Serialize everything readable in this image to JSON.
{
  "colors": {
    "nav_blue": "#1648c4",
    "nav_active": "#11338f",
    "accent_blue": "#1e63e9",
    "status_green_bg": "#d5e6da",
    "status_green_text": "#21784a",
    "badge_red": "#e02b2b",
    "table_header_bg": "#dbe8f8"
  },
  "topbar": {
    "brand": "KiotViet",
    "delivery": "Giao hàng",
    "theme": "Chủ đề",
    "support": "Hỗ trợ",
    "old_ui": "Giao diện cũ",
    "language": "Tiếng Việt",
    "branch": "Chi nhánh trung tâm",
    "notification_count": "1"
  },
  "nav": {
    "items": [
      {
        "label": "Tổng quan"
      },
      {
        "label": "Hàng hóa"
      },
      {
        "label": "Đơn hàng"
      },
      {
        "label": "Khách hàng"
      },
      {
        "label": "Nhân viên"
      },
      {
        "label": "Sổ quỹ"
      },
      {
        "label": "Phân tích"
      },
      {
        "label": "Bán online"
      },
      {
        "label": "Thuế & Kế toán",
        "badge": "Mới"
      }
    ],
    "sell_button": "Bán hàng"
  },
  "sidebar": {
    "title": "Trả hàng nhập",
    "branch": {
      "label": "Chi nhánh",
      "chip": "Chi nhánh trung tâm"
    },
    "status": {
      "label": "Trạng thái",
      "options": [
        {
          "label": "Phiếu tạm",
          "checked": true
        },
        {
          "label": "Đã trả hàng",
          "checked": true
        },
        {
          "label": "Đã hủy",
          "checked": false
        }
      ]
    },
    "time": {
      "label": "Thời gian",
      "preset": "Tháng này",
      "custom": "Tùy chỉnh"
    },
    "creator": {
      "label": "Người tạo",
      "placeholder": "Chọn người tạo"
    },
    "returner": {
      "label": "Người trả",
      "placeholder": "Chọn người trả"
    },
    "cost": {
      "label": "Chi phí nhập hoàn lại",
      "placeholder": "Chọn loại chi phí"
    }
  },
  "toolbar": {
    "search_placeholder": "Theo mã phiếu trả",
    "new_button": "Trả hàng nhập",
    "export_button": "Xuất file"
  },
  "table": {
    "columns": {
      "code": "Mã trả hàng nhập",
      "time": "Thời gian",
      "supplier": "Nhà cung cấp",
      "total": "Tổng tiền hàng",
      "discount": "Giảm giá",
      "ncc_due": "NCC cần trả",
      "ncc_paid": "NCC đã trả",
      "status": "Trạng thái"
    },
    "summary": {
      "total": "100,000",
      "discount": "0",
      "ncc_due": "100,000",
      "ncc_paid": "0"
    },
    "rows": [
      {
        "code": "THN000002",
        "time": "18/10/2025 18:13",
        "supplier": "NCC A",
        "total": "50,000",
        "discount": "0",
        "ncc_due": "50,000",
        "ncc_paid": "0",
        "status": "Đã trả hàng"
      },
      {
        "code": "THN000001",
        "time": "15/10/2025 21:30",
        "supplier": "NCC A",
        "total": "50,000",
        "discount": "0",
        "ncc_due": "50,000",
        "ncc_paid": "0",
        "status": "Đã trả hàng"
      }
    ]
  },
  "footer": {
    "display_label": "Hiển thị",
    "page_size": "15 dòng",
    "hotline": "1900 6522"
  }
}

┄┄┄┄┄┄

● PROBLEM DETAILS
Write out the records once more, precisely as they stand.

● YOUR RESPONSE
Serialize everything readable in this image to JSON.
{
  "colors": {
    "nav_blue": "#1648c4",
    "nav_active": "#11338f",
    "accent_blue": "#1e63e9",
    "status_green_bg": "#d5e6da",
    "status_green_text": "#21784a",
    "badge_red": "#e02b2b",
    "table_header_bg": "#dbe8f8"
  },
  "topbar": {
    "brand": "KiotViet",
    "delivery": "Giao hàng",
    "theme": "Chủ đề",
    "support": "Hỗ trợ",
    "old_ui": "Giao diện cũ",
    "language": "Tiếng Việt",
    "branch": "Chi nhánh trung tâm",
    "notification_count": "1"
  },
  "nav": {
    "items": [
      {
        "label": "Tổng quan"
      },
      {
        "label": "Hàng hóa"
      },
      {
        "label": "Đơn hàng"
      },
      {
        "label": "Khách hàng"
      },
      {
        "label": "Nhân viên"
      },
      {
        "label": "Sổ quỹ"
      },
      {
        "label": "Phân tích"
      },
      {
        "label": "Bán online"
      },
      {
        "label": "Thuế & Kế toán",
        "badge": "Mới"
      }
    ],
    "sell_button": "Bán hàng"
  },
  "sidebar": {
    "title": "Trả hàng nhập",
    "branch": {
      "label": "Chi nhánh",
      "chip": "Chi nhánh trung tâm"
    },
    "status": {
      "label": "Trạng thái",
      "options": [
        {
          "label": "Phiếu tạm",
          "checked": true
        },
        {
          "label": "Đã trả hàng",
          "checked": true
        },
        {
          "label": "Đã hủy",
          "checked": false
        }
      ]
    },
    "time": {
      "label": "Thời gian",
      "preset": "Tháng này",
      "custom": "Tùy chỉnh"
    },
    "creator": {
      "label": "Người tạo",
      "placeholder": "Chọn người tạo"
    },
    "returner": {
      "label": "Người trả",
      "placeholder": "Chọn người trả"
    },
    "cost": {
      "label": "Chi phí nhập hoàn lại",
      "placeholder": "Chọn loại chi phí"
    }
  },
  "toolbar": {
    "search_placeholder": "Theo mã phiếu trả",
    "new_button": "Trả hàng nhập",
    "export_button": "Xuất file"
  },
  "table": {
    "columns": {
      "code": "Mã trả hàng nhập",
      "time": "Thời gian",
      "supplier": "Nhà cung cấp",
      "total": "Tổng tiền hàng",
      "discount": "Giảm giá",
      "ncc_due": "NCC cần trả",
      "ncc_paid": "NCC đã trả",
      "status": "Trạng thái"
    },
    "summary": {
      "total": "100,000",
      "discount": "0",
      "ncc_due": "100,000",
      "ncc_paid": "0"
    },
    "rows": [
      {
        "code": "THN000002",
        "time": "18/10/2025 18:13",
        "supplier": "NCC A",
        "total": "50,000",
        "discount": "0",
        "ncc_due": "50,000",
        "ncc_paid": "0",
        "status": "Đã trả hàng"
      },
      {
        "code": "THN000001",
        "time": "15/10/2025 21:30",
        "supplier": "NCC A",
        "total": "50,000",
        "discount": "0",
        "ncc_due": "50,000",
        "ncc_paid": "0",
        "status": "Đã trả hàng"
      }
    ]
  },
  "footer": {
    "display_label": "Hiển thị",
    "page_size": "15 dòng",
    "hotline": "1900 6522"
  }
}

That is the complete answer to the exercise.